* The quote from Richardson, which was in the Dominion Sunday Times on March 20th 1988, reads: "If the 16 year old engages in sexual adventure and there’s an unintended pregnancy, she has to make choices. If she chooses to have an keep the child that must be a family decision. A 16 year old is a dependent child, not an independent adult. If her family doesn’t want her and if she is not able to get her partner (who is liable to be the same age) to support her economically, she must look at other choices, which is adoption. That is not a forced choice, it’s the choice young women made before the domestic purposes benefit was available as of a right."


Anonymous said...

This bit is particularly lovely:

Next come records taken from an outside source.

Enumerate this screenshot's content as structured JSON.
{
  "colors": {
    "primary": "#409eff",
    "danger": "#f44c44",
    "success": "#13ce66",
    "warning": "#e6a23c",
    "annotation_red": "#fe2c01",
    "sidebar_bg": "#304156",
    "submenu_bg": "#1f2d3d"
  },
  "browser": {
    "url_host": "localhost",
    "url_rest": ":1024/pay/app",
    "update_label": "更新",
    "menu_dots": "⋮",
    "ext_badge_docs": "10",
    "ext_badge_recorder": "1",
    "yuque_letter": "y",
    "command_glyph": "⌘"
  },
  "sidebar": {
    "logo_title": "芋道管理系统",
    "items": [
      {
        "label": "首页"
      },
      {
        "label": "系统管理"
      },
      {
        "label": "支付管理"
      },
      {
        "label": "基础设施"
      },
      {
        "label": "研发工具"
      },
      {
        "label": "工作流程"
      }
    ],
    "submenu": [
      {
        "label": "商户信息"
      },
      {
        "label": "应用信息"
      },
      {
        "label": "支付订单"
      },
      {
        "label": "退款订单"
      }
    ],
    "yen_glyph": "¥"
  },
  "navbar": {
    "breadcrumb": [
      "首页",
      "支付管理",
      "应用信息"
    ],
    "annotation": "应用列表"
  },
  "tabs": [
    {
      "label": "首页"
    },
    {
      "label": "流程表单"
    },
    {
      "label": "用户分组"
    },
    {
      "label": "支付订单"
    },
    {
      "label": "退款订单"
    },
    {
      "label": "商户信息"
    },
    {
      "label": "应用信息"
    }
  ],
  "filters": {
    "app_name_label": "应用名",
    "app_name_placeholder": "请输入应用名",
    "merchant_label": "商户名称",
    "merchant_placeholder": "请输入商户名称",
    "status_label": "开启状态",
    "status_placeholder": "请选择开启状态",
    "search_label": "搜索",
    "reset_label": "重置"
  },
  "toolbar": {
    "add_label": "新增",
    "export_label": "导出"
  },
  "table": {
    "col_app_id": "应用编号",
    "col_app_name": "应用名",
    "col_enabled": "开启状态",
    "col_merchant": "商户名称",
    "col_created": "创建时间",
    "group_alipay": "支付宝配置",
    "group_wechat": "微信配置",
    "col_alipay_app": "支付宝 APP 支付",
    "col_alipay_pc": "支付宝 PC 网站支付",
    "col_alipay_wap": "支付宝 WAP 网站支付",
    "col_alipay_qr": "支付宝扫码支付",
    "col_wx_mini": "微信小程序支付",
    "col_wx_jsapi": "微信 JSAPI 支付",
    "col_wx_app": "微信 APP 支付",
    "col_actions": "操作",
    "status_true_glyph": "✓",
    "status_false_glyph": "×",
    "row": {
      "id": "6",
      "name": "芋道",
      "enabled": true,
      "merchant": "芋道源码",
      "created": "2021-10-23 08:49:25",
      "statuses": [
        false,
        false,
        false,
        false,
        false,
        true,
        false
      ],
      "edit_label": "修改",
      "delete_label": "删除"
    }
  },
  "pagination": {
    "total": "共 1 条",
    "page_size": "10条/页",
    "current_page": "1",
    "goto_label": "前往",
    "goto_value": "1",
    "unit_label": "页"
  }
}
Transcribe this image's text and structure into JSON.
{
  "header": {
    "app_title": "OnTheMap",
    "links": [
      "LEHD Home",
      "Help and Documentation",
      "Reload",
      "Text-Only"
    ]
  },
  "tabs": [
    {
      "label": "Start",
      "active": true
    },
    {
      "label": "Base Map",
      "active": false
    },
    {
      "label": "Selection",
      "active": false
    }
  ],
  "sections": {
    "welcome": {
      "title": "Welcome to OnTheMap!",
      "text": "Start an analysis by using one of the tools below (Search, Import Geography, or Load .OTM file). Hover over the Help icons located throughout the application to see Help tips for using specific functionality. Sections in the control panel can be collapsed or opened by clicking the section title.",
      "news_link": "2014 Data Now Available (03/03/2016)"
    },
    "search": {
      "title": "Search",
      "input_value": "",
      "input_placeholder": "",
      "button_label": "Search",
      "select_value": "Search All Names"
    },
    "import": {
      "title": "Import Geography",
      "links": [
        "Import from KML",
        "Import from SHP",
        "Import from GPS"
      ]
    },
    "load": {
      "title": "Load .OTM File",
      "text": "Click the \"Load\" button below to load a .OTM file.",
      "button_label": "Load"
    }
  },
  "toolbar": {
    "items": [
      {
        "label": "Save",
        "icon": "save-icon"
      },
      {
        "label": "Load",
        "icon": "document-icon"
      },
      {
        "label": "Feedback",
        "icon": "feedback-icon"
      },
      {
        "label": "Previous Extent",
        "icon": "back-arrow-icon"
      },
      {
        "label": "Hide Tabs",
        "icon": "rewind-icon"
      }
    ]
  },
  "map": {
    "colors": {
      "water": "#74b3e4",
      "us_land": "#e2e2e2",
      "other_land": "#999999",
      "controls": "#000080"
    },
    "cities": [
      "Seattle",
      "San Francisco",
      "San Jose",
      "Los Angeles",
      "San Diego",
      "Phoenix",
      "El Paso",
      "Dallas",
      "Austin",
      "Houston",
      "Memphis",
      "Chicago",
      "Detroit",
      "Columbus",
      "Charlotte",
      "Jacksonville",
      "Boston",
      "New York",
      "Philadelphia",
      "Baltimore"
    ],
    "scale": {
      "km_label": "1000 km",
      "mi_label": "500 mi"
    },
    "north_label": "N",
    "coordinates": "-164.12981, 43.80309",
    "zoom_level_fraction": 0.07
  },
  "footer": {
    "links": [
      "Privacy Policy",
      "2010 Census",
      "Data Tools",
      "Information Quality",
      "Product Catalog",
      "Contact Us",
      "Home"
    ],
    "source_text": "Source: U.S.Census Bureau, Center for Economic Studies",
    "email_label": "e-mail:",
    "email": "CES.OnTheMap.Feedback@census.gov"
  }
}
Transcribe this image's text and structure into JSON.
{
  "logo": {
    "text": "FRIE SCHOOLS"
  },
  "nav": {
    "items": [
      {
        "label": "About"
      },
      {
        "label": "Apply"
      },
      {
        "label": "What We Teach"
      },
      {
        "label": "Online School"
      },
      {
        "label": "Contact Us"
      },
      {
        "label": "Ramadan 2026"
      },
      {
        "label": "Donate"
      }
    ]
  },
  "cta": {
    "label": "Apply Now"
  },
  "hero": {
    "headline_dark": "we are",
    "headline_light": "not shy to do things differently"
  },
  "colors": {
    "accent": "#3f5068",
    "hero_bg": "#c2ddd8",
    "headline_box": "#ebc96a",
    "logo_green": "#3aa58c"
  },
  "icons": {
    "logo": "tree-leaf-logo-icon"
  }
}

" I am indebted to the British welfare state; the very one that Mr Cameron would like to replace with charity handouts. When my life hit rock bottom, that safety net, threadbare though it had become under John Major’s Government, was there to break the fall. I cannot help feeling, therefore, that it would have been contemptible to scarper for the West Indies at the first sniff of a seven-figure royalty cheque. This, if you like, is my notion of patriotism."

A Nonny Moose said...

I toyed with delving into the comments section, but after about two pages, I figured the majority of criticism against her would be coming from middle class white dudes.

I especially like (as in feeling stabby like) the cries of hypocrisy thrown at her.

KimV said...

I never rated her Harry Potter books that highly but when it comes to stuff like her Harvard Commencement Address and articles like this, I am just full of admiration. More power to her pen!

Lucy said...

I especially like (as in feeling stabby like) the cries of hypocrisy thrown at her.

Because, let me guess, how dare she become financially successful and still endorse the welfare state when she should be kicking the ladder away?

sas said...

thank you for publishing this. truly a brilliant polemic.

i am currently witnessing the uk general election first hand. the absence of senior women in 'speaking roles' is alarmingly few and far between. harriet harman is the deputy leader, yet she is relegated to local constituent politics, while more junior men take on the media directly. and thats in the labour party!

the press only seem interested in the leaders wives. its all horribly bland and familiar. le sigh.

i do wonder what would happen if women like jk rowling stood for parliament.

Anonymous said...

Agree with KimV that JK Rowling's Harvard Commencement Address and this current article leave me with nothing but admiration for Rowling.
But must disagree with KimV on the Harry Potter books. I didn't read them when they came out, but have now read them to my five and seven year old (the five year old was four when we started reading them). My kids adore Harry Potter, especially the audio books. After finishing all the books and audio books, I thought the next best option was the Hobbit which I loved as a child. The Hobbit is nothing compared to Harry Potter, the former is full of arcane language and a plodding plot. The Harry Potter series is brilliant. Sure JK Rowling has borrowed lots of motifs and ideas from others, including Tolkien's invisibility instrument - but she has done it with exceeding style and perfectly pitched to children (and many adults).